The islamic republic thirty years on
Published on Le MondeDiplo, by Ramine Motamed-Nejad, June 2009.
Since the end of the Iran-Iraq war in 1988 there have been profound changes in the Iranians’ attitude to money, in particular among its ruling class. The moral values that used to predominate, especially religious ones, have lost ground. In a book that came out in 1998, sociologist Faramarz Rafi-Pour (1) attributed this changing relationship principally to the emergence of a minority in Iranian society who weren’t afraid to flaunt their wealth. This attitude was encouraged by the government of President Ali Akbar Hashemi Rafsanjani in the early 1990s, which invited Iranian entrepreneurs who had gone abroad to come home and rebuild their country.
But at the other end of the social scale, the majority of Iranians have been hit by a decade of financial crises, dwindling buying power and increasing money problems. The desire by some to show off their wealth, while others became ever poorer, led Rafi-Pour to conclude that “values based on materialism and wealth have triumphed”.
Giving expression to a desire for wealth was made possible by Rafsanjani’s economic reforms from January 1990, which included the privatisation of state-owned businesses and liberalisation of overseas trade …
… Also, as a result of the loss of value in their assets, the banks have been unable – or unwilling – to keep up debt repayments to the central bank. In the year to September 2008, debts owed to the central bank (and therefore to the state) rose by 106%. Meanwhile, economic output has been adversely affected by unpaid debts racked up by companies, some of which is owed to their own employees.

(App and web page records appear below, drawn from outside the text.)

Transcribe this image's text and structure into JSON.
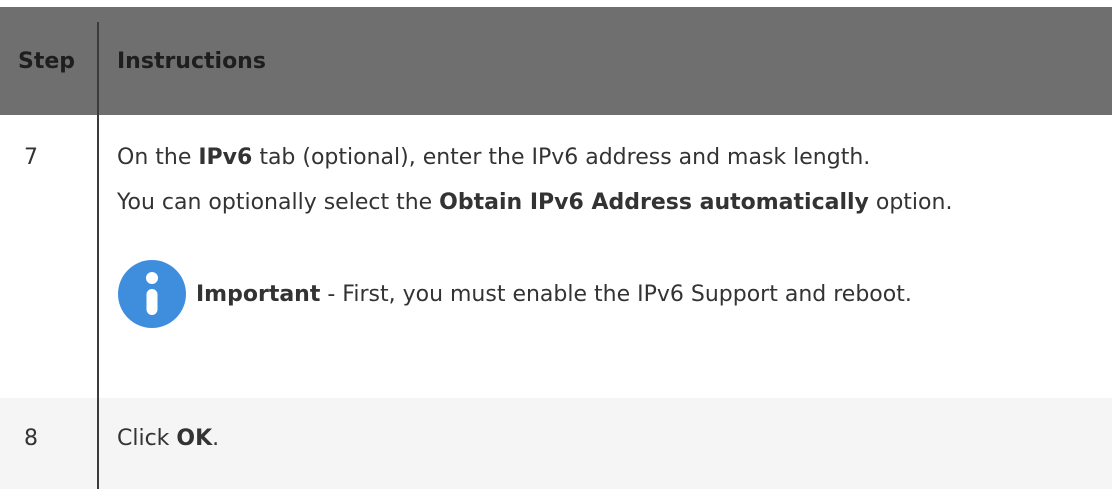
{
  "table": {
    "headers": {
      "step": "Step",
      "instructions": "Instructions"
    },
    "rows": [
      {
        "step": "7",
        "line1": {
          "t1": "On the ",
          "b1": "IPv6",
          "t2": " tab (optional), enter the IPv6 address and mask length."
        },
        "line2": {
          "t1": "You can optionally select the ",
          "b1": "Obtain IPv6 Address automatically",
          "t2": " option."
        },
        "note": {
          "icon": "info-icon",
          "bold": "Important",
          "text": " - First, you must enable the IPv6 Support and reboot."
        }
      },
      {
        "step": "8",
        "line1": {
          "t1": "Click ",
          "b1": "OK",
          "t2": "."
        }
      }
    ]
  },
  "colors": {
    "header_bg": "#6f6f6f",
    "info_icon": "#3f8ede",
    "alt_row_bg": "#f5f5f5"
  }
}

Privatisation has made the fortunes of some people, but it has also exposed a large proportion of the workforce to unemployment (5) and an ever more precarious financial situation. Numerous owners of privatised businesses deliberately sold off their companies’ assets then filed for bankruptcy, left salaries unpaid or simply sacked their workers. Inflation is again rising sharply: the official figure for 2008 was 25% (though other estimates put it at 50%) and it stood at higher than 60% for the first quarter of 2009.
Since September 2005, faced with the falling purchasing power of the middle classes and the least well-off, the government has focused on credit redistribution to support consumption and provide outlets for business. The lengthy list of different forms of officially guaranteed credit on offer shows the reach of this policy: it includes pensioners, newlyweds, students, home-buyers and farmers.

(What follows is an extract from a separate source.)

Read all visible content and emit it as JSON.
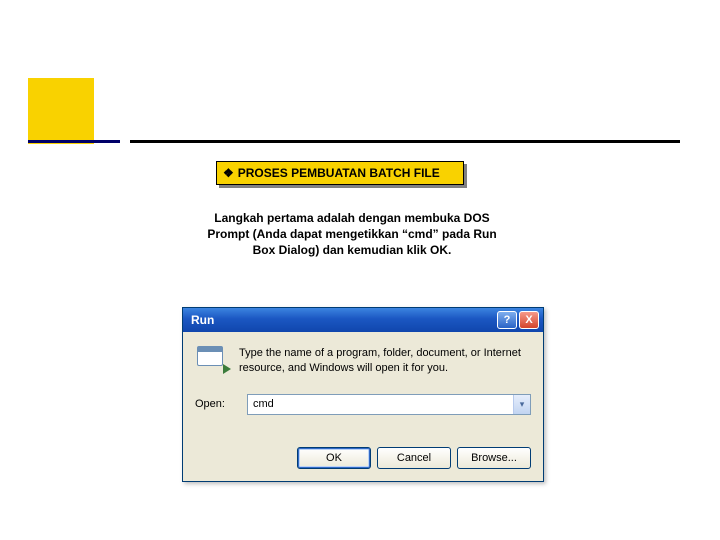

Over the past 20 years, many Iranians have been plunged into debt with the erosion of their incomes in real terms. The increasing number of people imprisoned for debt is a clear sign of this: there are currently 12,000 debtors behind bars and 20,000 others have gone through the prison system in the last 10 years. These penalties imposed on the least well-off run counter to the egalitarian ideals of the Islamic revolution. And at the same time, the powers-that-be are unable – or unwilling – to recover their debts from the people who do have economic power in Iran. (full text).